:: What the exercise asks ::
Filter the entries for the word "icon". Copy each line that has it.

Items from a dataset:
____________
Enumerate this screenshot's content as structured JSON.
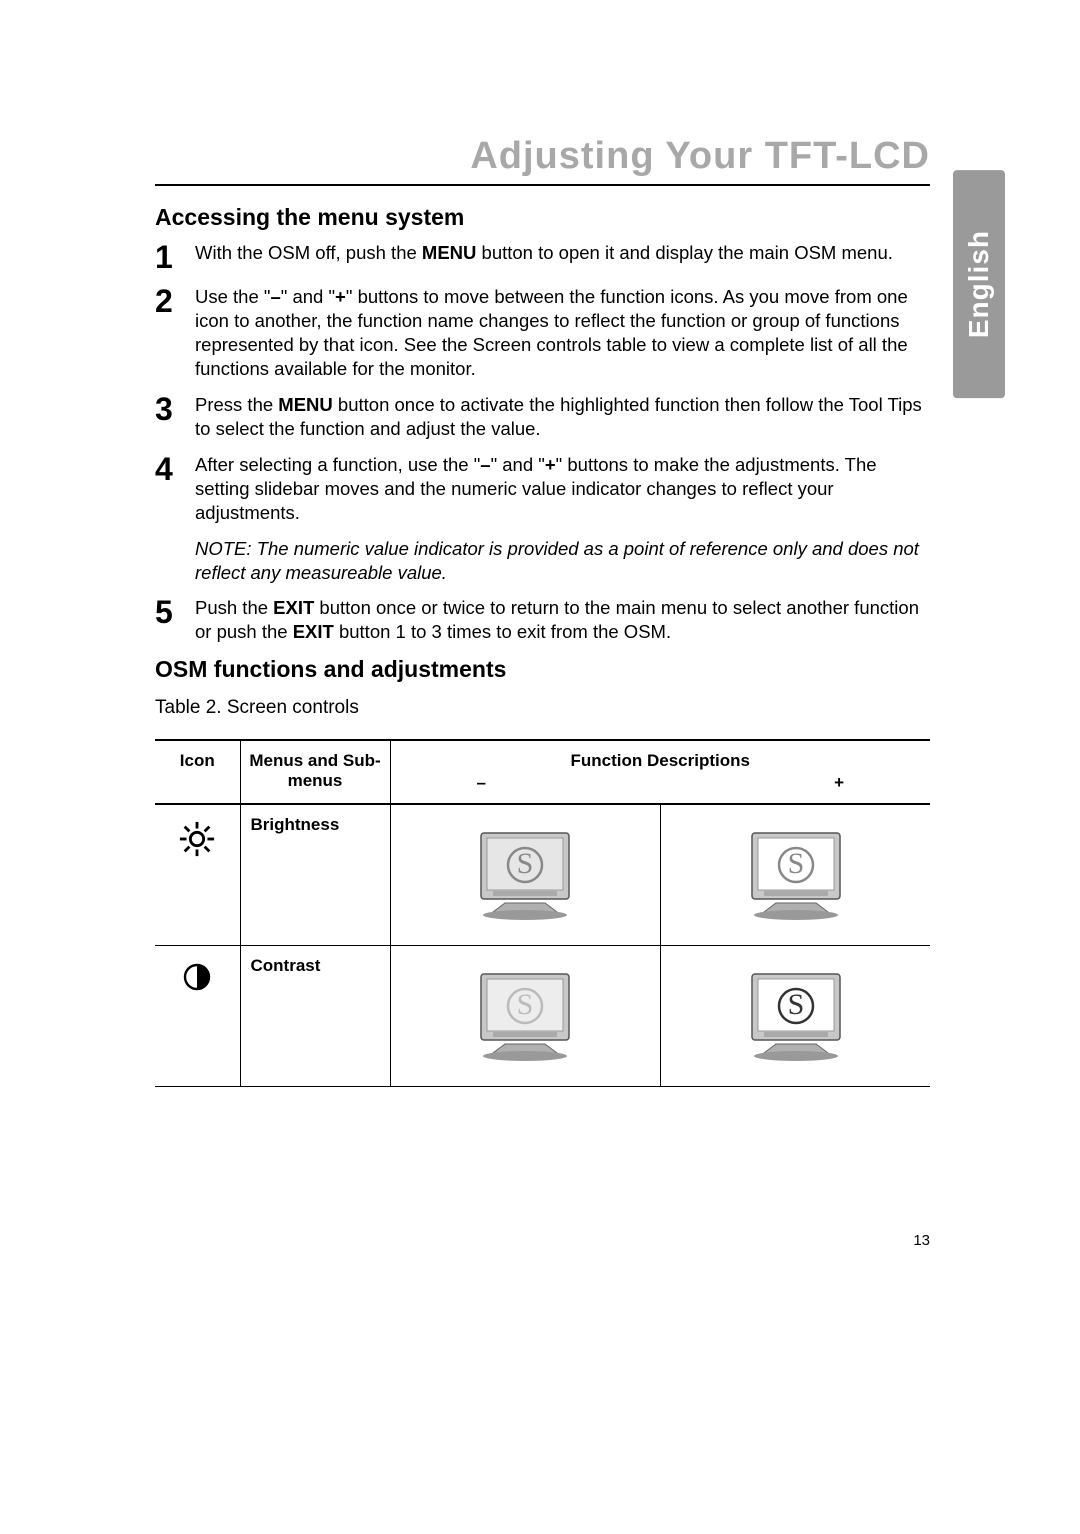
{
  "title": "Adjusting Your TFT-LCD",
  "language": "English",
  "section1": {
    "heading": "Accessing the menu system",
    "steps": [
      {
        "num": "1",
        "html": "With the OSM off, push the <strong>MENU</strong> button to open it and display the main OSM menu."
      },
      {
        "num": "2",
        "html": "Use the \"<strong>–</strong>\" and \"<strong>+</strong>\" buttons to move between the function icons. As you move from one icon to another, the function name changes to reflect the function or group of functions represented by that icon. See the Screen controls table to view a complete list of all the functions available for the monitor."
      },
      {
        "num": "3",
        "html": "Press the <strong>MENU</strong> button once to activate the highlighted function then follow the Tool Tips to select the function and adjust the value."
      },
      {
        "num": "4",
        "html": "After selecting a function, use the \"<strong>–</strong>\" and \"<strong>+</strong>\" buttons to make the adjustments. The setting slidebar moves and the numeric value indicator changes to reflect your adjustments."
      }
    ],
    "note": "NOTE: The numeric value indicator is provided as a point of reference only and does not reflect any measureable value.",
    "step5": {
      "num": "5",
      "html": "Push the <strong>EXIT</strong> button once or twice to return to the main menu to select another function or push the <strong>EXIT</strong> button 1 to 3 times to exit from the OSM."
    }
  },
  "section2": {
    "heading": "OSM functions and adjustments",
    "table_caption": "Table 2.  Screen controls",
    "headers": {
      "icon": "Icon",
      "menus": "Menus and Sub-menus",
      "desc": "Function Descriptions",
      "minus": "–",
      "plus": "+"
    },
    "rows": [
      {
        "icon": "brightness",
        "menu": "Brightness"
      },
      {
        "icon": "contrast",
        "menu": "Contrast"
      }
    ]
  },
  "page_number": "13"
}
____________
:: Your response ::
        "html": "Use the \"<strong>–</strong>\" and \"<strong>+</strong>\" buttons to move between the function icons. As you move from one icon to another, the function name changes to reflect the function or group of functions represented by that icon. See the Screen controls table to view a complete list of all the functions available for the monitor."
      "icon": "Icon",
        "icon": "brightness",
        "icon": "contrast",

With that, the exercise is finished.